So I'll reset the 1020 and see what happens. I've already backed up all the photos, though of course I had acquired the higher-res versions over time as I took them. As is the case on the phone, it's fascinating to see a full year laid out like that in over 4,000 sequential shots.
May 2014: Dance recital
With Europe less than four weeks away, I'm also going to proactively address the many issues that come with bringing technology to other countries, accessing the Internet, and so on. There's a lot going on there, and of course things change and improve all the time. But we've had a miserable experience this week in Quebec with connectivity—witness my absence over the past few days—and I obviously can't afford for such a thing to happen on a much longer trip. This year, I'll be prepared.
June 2014: First tiger lillly of the season
Is now the time to buy?
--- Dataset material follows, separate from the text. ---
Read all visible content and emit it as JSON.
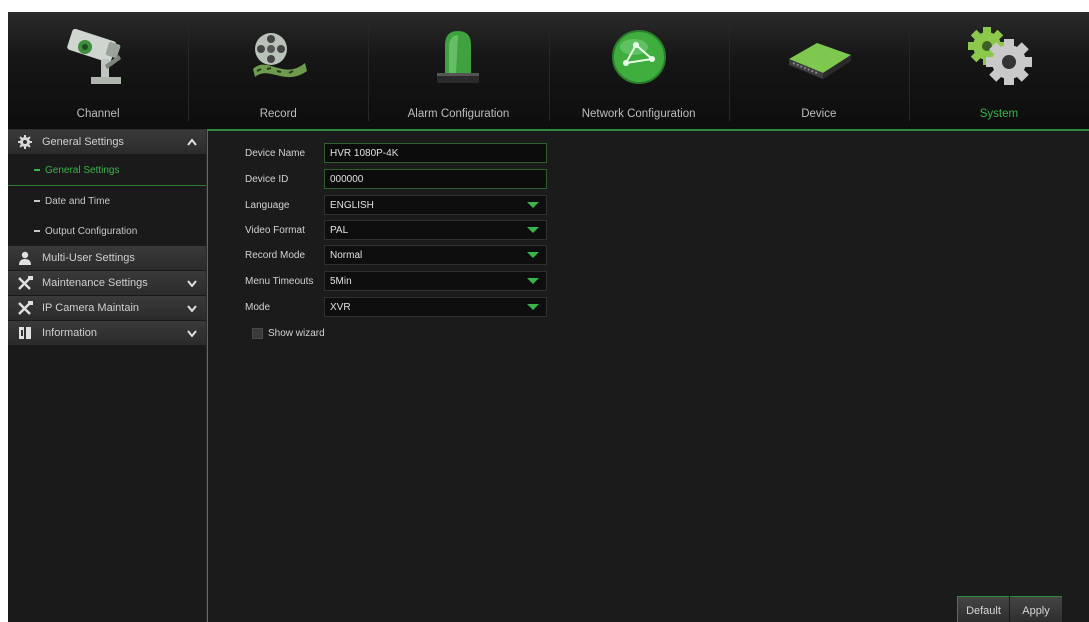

If you are interested in getting a Lumia 1020, it looks like the device is available for as little as $413 on Amazon in an unlocked GSM version, which is the one I'd recommend. (The yellow version is about $424.) But if you don't mind being locked to AT&T Wireless, as I am, you can get an otherwise unlocked Lumia 1020 now for just $395. That is actually quite a good deal for this phone, I think.
July 2014: En route to Quebec City, in Montreal
So good, I'm kind of considering grabbing a second one. I think it will be several months before we see a true 1020 replacement, something that hopefully combines this device's amazing PureView camera with better and better performing internal hardware. For now, the 1020—despite some admittedly troubling issues—is still the king of the hill in my book. What a year.